** YOUR GOAL **
Every line with the string "COFFEE" must be copied from the entries below.

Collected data
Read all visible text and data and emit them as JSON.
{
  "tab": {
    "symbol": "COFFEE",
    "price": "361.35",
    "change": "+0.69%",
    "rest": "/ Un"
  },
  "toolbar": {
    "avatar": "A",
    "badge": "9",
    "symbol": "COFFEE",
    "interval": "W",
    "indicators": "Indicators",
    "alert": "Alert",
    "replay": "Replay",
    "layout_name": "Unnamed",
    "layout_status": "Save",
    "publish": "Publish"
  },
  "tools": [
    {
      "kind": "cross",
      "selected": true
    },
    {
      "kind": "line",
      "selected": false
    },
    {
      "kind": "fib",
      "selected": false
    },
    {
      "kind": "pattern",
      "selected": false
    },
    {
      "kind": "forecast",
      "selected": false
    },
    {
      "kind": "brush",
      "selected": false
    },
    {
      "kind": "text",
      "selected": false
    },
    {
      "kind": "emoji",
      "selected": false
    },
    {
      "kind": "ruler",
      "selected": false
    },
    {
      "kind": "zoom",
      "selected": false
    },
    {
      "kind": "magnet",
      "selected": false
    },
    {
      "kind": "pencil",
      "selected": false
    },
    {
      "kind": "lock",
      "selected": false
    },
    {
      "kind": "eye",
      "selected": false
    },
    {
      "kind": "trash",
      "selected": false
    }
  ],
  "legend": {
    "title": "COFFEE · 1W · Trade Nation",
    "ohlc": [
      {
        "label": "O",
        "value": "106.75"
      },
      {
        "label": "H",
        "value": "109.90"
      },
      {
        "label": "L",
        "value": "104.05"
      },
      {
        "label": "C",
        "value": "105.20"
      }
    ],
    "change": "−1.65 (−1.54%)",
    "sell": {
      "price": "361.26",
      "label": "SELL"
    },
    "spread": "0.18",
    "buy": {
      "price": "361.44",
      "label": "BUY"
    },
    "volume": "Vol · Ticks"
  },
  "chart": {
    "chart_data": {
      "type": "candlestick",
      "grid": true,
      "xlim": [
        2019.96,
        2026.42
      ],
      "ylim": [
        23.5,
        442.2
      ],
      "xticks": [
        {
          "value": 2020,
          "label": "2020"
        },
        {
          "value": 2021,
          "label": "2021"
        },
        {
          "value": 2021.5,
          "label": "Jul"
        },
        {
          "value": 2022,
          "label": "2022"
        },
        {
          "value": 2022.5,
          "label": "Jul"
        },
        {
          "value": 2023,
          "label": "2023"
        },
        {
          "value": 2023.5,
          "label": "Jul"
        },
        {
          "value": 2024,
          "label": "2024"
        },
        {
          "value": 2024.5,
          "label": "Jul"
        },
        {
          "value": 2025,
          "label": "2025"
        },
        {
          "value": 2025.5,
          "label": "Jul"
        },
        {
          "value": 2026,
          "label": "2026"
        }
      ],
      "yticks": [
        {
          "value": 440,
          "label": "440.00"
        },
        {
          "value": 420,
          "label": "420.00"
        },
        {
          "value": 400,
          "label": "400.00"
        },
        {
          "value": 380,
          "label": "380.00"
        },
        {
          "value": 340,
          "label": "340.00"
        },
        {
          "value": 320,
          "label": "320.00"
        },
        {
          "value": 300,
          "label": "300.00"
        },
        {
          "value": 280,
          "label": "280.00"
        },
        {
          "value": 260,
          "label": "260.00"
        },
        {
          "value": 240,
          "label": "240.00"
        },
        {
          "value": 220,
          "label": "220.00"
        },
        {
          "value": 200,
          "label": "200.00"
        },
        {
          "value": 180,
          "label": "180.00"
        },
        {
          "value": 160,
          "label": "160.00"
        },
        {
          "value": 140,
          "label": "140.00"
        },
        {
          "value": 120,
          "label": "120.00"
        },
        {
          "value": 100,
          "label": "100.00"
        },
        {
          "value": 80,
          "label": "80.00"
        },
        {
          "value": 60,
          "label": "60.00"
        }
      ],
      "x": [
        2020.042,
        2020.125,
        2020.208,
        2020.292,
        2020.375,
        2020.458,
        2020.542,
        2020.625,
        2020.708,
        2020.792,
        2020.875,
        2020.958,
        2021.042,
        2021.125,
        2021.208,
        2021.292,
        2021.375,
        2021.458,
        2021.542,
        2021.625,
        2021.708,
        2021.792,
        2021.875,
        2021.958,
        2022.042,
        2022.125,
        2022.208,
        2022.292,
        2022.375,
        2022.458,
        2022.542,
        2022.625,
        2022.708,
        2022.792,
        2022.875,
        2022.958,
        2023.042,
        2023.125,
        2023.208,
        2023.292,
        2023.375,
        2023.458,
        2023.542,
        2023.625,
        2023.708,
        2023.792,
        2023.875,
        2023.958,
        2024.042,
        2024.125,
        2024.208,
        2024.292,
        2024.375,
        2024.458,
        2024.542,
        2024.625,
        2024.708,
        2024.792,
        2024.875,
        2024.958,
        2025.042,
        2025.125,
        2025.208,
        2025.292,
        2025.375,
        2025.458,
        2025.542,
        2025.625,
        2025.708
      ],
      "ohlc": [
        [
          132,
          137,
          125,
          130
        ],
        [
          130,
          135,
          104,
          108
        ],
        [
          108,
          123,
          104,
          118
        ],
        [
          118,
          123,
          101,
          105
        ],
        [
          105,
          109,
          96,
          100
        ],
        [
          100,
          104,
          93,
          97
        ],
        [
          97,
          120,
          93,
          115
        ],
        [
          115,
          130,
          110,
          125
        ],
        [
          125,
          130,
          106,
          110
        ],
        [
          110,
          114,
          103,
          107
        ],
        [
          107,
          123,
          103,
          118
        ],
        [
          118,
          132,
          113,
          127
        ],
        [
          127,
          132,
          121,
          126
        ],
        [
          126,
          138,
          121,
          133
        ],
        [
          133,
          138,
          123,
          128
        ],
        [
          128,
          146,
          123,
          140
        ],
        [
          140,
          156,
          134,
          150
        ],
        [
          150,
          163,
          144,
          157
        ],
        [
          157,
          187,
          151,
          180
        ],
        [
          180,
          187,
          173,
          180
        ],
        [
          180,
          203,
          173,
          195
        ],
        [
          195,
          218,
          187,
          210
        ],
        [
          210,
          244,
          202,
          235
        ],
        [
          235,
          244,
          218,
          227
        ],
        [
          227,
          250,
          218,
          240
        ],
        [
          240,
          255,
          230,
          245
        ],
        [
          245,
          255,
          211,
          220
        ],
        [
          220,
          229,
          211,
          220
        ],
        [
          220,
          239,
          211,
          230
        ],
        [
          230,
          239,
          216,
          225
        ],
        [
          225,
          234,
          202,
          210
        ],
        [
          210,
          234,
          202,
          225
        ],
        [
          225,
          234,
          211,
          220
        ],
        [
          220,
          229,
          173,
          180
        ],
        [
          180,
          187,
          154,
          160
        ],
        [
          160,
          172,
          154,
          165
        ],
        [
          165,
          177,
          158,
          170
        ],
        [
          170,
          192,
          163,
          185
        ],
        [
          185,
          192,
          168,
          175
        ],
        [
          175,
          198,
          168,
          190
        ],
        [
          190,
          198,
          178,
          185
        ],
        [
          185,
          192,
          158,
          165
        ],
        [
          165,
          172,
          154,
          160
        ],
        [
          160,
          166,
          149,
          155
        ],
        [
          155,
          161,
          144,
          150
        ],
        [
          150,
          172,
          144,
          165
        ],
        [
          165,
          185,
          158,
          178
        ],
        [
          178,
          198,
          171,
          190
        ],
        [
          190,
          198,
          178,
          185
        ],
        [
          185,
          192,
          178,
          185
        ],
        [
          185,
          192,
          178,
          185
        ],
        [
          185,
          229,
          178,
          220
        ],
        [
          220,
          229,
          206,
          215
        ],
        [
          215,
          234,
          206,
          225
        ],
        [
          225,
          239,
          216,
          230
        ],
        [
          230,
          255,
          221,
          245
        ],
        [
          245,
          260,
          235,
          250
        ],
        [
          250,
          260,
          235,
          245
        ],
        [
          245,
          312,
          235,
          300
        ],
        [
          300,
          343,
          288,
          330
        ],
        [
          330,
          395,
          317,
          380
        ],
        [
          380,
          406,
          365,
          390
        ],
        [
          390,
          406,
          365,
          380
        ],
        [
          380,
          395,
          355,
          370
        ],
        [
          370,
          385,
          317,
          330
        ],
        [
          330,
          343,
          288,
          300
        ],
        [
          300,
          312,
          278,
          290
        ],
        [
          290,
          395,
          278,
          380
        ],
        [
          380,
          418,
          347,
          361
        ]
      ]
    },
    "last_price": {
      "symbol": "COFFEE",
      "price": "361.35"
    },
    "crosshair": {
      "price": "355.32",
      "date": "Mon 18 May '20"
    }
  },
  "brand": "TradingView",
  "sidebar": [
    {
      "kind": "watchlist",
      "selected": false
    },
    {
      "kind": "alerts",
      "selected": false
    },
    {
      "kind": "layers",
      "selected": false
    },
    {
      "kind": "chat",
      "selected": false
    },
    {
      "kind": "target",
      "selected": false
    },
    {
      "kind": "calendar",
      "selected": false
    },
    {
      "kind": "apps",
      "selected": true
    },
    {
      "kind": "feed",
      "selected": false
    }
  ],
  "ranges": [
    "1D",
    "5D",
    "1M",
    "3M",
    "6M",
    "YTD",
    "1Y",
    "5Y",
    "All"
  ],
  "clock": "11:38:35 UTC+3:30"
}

** OUTPUT **
    "symbol": "COFFEE",
    "symbol": "COFFEE",
    "title": "COFFEE · 1W · Trade Nation",
      "symbol": "COFFEE",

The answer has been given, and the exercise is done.